I have been playing around with visiting Nepal but then a friend suggested Burma as they heard good things. I asked a Chinese friend who has travelled around Southeast Asia and he highly recommended it (over Nepal). The plane ticket to Burma is significantly cheaper than Nepal. So who knows where I am will turn up. I have even been looking at Skyscanner’s “everywhere” option seeing all the possibilities.
It’s funny cause I use to be such a planner but travel and living in Asia has made me much more relaxed. Everything will take care of itself. And I am still making money, so hey!
“Insert cheesy travel quote here.”
Any recommendations where I should go in June? How do you plan when you travel?
Here is a photo collection of my first week in Chiang Mai
Day 1 Monday
The “main event” was being introduced to Northern Thai food. I was told this place was “very Thai”- it was outside and no foreigner was in site. My favorite dish was the sticky rice. I got to roll it up in a ball and then dip it in curry. I enjoyed “playing” with my food.” Thai food has lots of chili so my body was a little shocked but I enjoyed the kick.

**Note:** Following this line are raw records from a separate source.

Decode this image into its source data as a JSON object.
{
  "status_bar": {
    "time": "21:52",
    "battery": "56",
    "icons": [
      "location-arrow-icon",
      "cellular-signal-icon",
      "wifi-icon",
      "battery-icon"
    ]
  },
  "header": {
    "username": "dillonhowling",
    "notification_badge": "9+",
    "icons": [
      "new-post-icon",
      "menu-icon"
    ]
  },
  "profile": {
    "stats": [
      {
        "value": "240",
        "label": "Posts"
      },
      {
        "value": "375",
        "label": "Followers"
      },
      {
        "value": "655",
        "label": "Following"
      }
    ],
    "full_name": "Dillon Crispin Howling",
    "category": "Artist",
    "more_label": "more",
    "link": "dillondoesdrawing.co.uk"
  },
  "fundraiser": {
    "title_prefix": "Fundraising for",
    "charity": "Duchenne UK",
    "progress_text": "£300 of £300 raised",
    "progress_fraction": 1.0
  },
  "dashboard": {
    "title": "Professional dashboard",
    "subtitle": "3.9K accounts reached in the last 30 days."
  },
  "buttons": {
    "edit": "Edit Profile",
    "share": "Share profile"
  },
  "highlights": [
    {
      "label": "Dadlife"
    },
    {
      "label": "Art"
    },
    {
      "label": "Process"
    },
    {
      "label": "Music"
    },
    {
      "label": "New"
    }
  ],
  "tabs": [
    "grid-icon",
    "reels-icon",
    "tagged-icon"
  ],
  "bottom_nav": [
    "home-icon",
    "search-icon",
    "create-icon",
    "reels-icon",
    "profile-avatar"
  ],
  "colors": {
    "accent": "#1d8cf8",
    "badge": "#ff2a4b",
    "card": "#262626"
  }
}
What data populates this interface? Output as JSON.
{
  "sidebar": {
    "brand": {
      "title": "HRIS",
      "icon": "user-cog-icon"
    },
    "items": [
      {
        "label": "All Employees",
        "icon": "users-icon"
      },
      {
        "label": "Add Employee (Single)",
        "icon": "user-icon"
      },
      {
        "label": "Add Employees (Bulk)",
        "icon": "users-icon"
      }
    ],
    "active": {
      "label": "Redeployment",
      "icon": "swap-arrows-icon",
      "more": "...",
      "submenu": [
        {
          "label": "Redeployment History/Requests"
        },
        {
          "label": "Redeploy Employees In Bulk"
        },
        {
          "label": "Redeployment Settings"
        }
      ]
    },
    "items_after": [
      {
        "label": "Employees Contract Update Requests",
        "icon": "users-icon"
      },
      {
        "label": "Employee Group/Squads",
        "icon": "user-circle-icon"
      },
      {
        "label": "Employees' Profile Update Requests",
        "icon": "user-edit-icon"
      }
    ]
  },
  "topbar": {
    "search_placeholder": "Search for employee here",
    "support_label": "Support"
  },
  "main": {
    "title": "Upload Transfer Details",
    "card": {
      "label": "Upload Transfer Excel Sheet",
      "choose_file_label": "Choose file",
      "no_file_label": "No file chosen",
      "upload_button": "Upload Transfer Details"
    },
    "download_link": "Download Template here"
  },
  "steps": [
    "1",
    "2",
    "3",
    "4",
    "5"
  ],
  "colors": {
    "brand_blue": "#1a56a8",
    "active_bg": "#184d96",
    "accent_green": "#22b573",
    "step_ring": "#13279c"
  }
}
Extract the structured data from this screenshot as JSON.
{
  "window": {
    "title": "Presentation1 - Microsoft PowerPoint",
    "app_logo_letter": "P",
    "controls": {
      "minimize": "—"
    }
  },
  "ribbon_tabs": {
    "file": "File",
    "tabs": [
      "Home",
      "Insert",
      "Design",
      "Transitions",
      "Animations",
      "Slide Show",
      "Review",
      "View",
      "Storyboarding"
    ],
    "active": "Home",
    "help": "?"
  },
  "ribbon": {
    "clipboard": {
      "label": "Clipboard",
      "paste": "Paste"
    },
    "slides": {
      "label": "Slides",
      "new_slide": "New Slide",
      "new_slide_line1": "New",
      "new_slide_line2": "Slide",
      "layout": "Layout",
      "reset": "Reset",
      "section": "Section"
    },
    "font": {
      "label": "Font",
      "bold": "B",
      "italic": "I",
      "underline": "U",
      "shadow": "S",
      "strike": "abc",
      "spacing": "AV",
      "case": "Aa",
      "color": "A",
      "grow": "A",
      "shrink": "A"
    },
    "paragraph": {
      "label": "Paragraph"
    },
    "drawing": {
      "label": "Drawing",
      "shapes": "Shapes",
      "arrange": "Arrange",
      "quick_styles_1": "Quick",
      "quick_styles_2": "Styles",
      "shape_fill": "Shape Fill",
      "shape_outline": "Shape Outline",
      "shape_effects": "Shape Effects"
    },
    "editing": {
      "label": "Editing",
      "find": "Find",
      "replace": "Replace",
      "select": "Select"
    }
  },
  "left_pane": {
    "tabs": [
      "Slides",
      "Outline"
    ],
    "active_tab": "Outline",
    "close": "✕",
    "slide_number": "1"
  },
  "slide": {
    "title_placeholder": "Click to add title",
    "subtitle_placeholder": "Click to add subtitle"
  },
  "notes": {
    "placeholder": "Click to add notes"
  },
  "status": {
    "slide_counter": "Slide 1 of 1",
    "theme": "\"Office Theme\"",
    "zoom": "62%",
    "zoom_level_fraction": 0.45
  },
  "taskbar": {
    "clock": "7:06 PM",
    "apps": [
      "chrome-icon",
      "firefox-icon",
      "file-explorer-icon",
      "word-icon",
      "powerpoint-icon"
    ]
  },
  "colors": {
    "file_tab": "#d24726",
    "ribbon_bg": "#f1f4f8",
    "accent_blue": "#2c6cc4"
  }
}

One my second day in Chiang Mai my taxi driver dropped me off in front of here. I took a picture or two and kept walking as it really didn’t catch my eye. The next day I passed by it again and decided to look a little more. Well, there was so much more behind the first building. I spent a good amount of time here taking pictures and enjoying the grounds.
This view was my favorite. I can’t decide which photo is my favorite as they all tell a slightly different story.